Excerpts from a dataset:
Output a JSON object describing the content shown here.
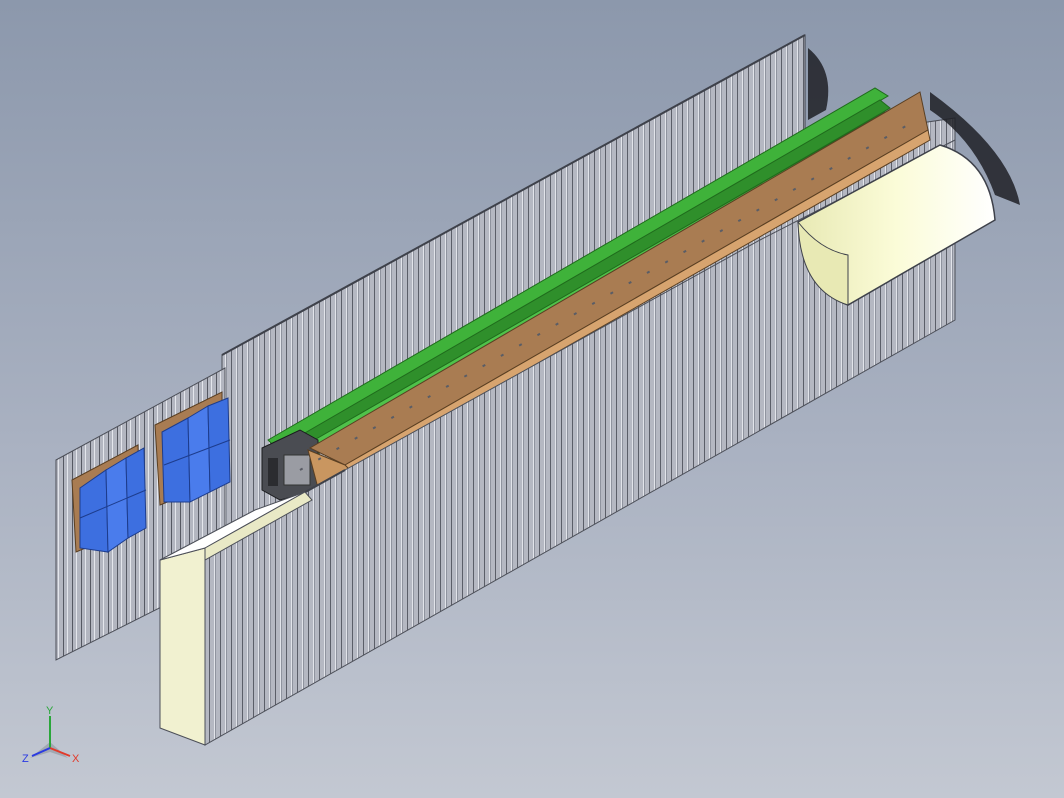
{
  "viewport": {
    "background_top": "#8c98ac",
    "background_bottom": "#c3c8d2"
  },
  "model": {
    "wall_color": "#b7bac4",
    "wall_rib_color": "#5b5e68",
    "beam_color": "#a97c52",
    "rail_color": "#3fb23a",
    "end_block_color": "#f1f1d0",
    "hood_color": "#f5f6c8",
    "panel_color": "#3d6fe0"
  },
  "triad": {
    "x_label": "X",
    "y_label": "Y",
    "z_label": "Z",
    "x_color": "#e23a2a",
    "y_color": "#2aa63a",
    "z_color": "#2a3ae2"
  }
}
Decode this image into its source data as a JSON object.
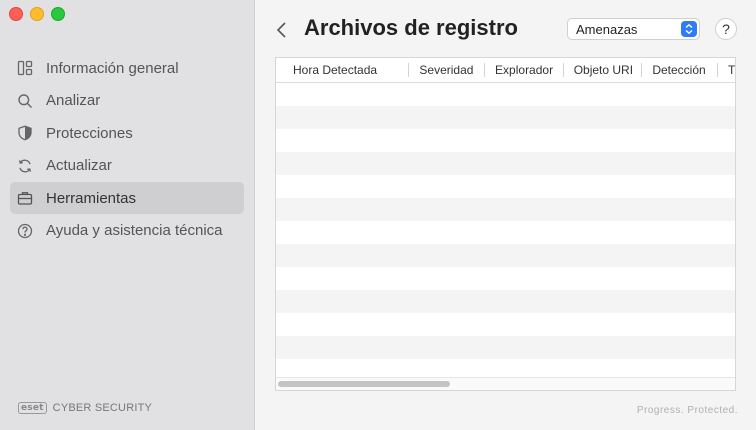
{
  "sidebar": {
    "items": [
      {
        "label": "Información general",
        "icon": "dashboard-icon"
      },
      {
        "label": "Analizar",
        "icon": "search-icon"
      },
      {
        "label": "Protecciones",
        "icon": "shield-icon"
      },
      {
        "label": "Actualizar",
        "icon": "refresh-icon"
      },
      {
        "label": "Herramientas",
        "icon": "briefcase-icon",
        "active": true
      },
      {
        "label": "Ayuda y asistencia técnica",
        "icon": "help-circle-icon"
      }
    ],
    "brand_mark": "eset",
    "brand_text": "CYBER SECURITY"
  },
  "header": {
    "title": "Archivos de registro",
    "filter_value": "Amenazas",
    "help_label": "?"
  },
  "table": {
    "columns": [
      "Hora Detectada",
      "Severidad",
      "Explorador",
      "Objeto URI",
      "Detección",
      "T"
    ],
    "rows": []
  },
  "footer": {
    "tagline": "Progress. Protected."
  },
  "colors": {
    "accent": "#2f7cf6",
    "sidebar_bg": "#e1e1e3",
    "active_item_bg": "#cfcfd1"
  }
}
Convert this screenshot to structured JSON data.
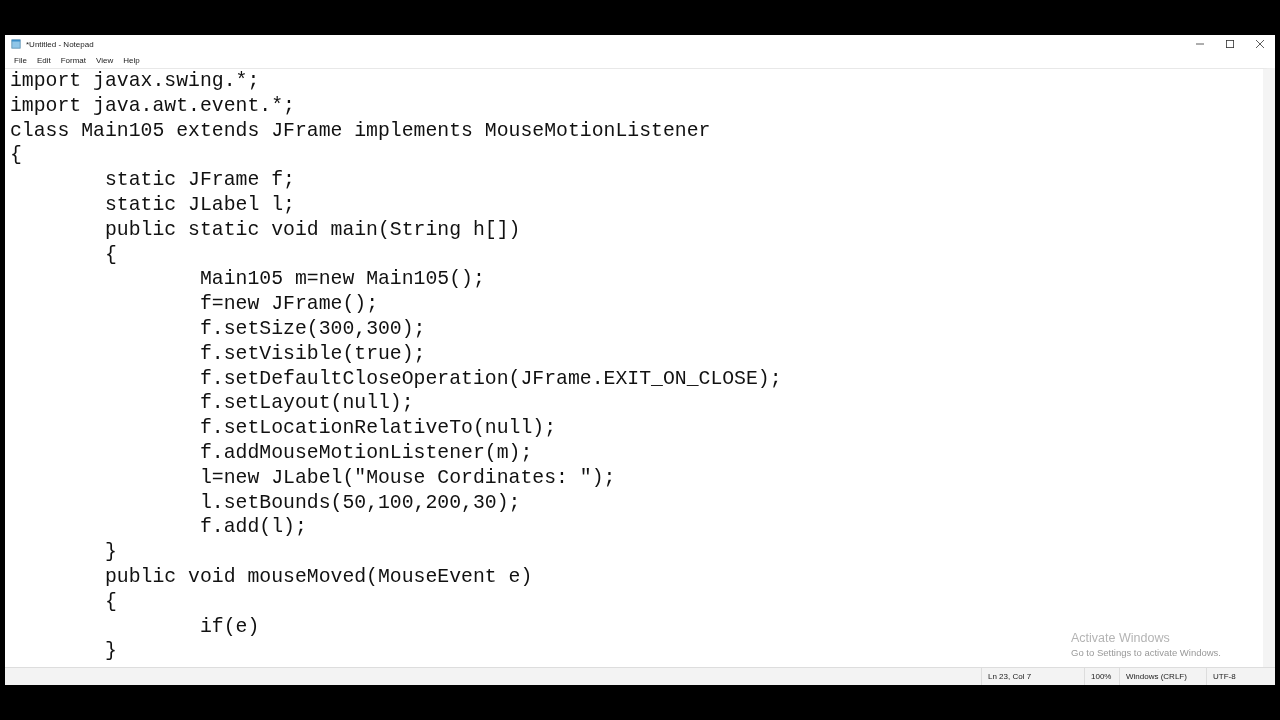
{
  "window": {
    "title": "*Untitled - Notepad"
  },
  "menu": [
    "File",
    "Edit",
    "Format",
    "View",
    "Help"
  ],
  "editor": {
    "lines": [
      "import javax.swing.*;",
      "import java.awt.event.*;",
      "class Main105 extends JFrame implements MouseMotionListener",
      "{",
      "\tstatic JFrame f;",
      "\tstatic JLabel l;",
      "\tpublic static void main(String h[])",
      "\t{",
      "\t\tMain105 m=new Main105();",
      "\t\tf=new JFrame();",
      "\t\tf.setSize(300,300);",
      "\t\tf.setVisible(true);",
      "\t\tf.setDefaultCloseOperation(JFrame.EXIT_ON_CLOSE);",
      "\t\tf.setLayout(null);",
      "\t\tf.setLocationRelativeTo(null);",
      "\t\tf.addMouseMotionListener(m);",
      "\t\tl=new JLabel(\"Mouse Cordinates: \");",
      "\t\tl.setBounds(50,100,200,30);",
      "\t\tf.add(l);",
      "\t}",
      "\tpublic void mouseMoved(MouseEvent e)",
      "\t{",
      "\t\tif(e)",
      "\t}"
    ]
  },
  "activation_notice": {
    "title": "Activate Windows",
    "message": "Go to Settings to activate Windows."
  },
  "status_bar": {
    "position": "Ln 23, Col 7",
    "zoom": "100%",
    "line_ending": "Windows (CRLF)",
    "encoding": "UTF-8"
  }
}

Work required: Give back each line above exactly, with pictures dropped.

Task solution:
Output a JSON object describing the content shown here.
{
  "viewport": {
    "background_top": "#8c98ac",
    "background_bottom": "#c3c8d2"
  },
  "model": {
    "wall_color": "#b7bac4",
    "wall_rib_color": "#5b5e68",
    "beam_color": "#a97c52",
    "rail_color": "#3fb23a",
    "end_block_color": "#f1f1d0",
    "hood_color": "#f5f6c8",
    "panel_color": "#3d6fe0"
  },
  "triad": {
    "x_label": "X",
    "y_label": "Y",
    "z_label": "Z",
    "x_color": "#e23a2a",
    "y_color": "#2aa63a",
    "z_color": "#2a3ae2"
  }
}
Decode this image into its source data as a JSON object.
{
  "sidebar": {
    "items": [
      {
        "label": "Información general",
        "icon": "dashboard-icon"
      },
      {
        "label": "Analizar",
        "icon": "search-icon"
      },
      {
        "label": "Protecciones",
        "icon": "shield-icon"
      },
      {
        "label": "Actualizar",
        "icon": "refresh-icon"
      },
      {
        "label": "Herramientas",
        "icon": "briefcase-icon",
        "active": true
      },
      {
        "label": "Ayuda y asistencia técnica",
        "icon": "help-circle-icon"
      }
    ],
    "brand_mark": "eset",
    "brand_text": "CYBER SECURITY"
  },
  "header": {
    "title": "Archivos de registro",
    "filter_value": "Amenazas",
    "help_label": "?"
  },
  "table": {
    "columns": [
      "Hora Detectada",
      "Severidad",
      "Explorador",
      "Objeto URI",
      "Detección",
      "T"
    ],
    "rows": []
  },
  "footer": {
    "tagline": "Progress. Protected."
  },
  "colors": {
    "accent": "#2f7cf6",
    "sidebar_bg": "#e1e1e3",
    "active_item_bg": "#cfcfd1"
  }
}
Convert this screenshot to structured JSON data.
{
  "window": {
    "title": "*Untitled - Notepad"
  },
  "menu": [
    "File",
    "Edit",
    "Format",
    "View",
    "Help"
  ],
  "editor": {
    "lines": [
      "import javax.swing.*;",
      "import java.awt.event.*;",
      "class Main105 extends JFrame implements MouseMotionListener",
      "{",
      "\tstatic JFrame f;",
      "\tstatic JLabel l;",
      "\tpublic static void main(String h[])",
      "\t{",
      "\t\tMain105 m=new Main105();",
      "\t\tf=new JFrame();",
      "\t\tf.setSize(300,300);",
      "\t\tf.setVisible(true);",
      "\t\tf.setDefaultCloseOperation(JFrame.EXIT_ON_CLOSE);",
      "\t\tf.setLayout(null);",
      "\t\tf.setLocationRelativeTo(null);",
      "\t\tf.addMouseMotionListener(m);",
      "\t\tl=new JLabel(\"Mouse Cordinates: \");",
      "\t\tl.setBounds(50,100,200,30);",
      "\t\tf.add(l);",
      "\t}",
      "\tpublic void mouseMoved(MouseEvent e)",
      "\t{",
      "\t\tif(e)",
      "\t}"
    ]
  },
  "activation_notice": {
    "title": "Activate Windows",
    "message": "Go to Settings to activate Windows."
  },
  "status_bar": {
    "position": "Ln 23, Col 7",
    "zoom": "100%",
    "line_ending": "Windows (CRLF)",
    "encoding": "UTF-8"
  }
}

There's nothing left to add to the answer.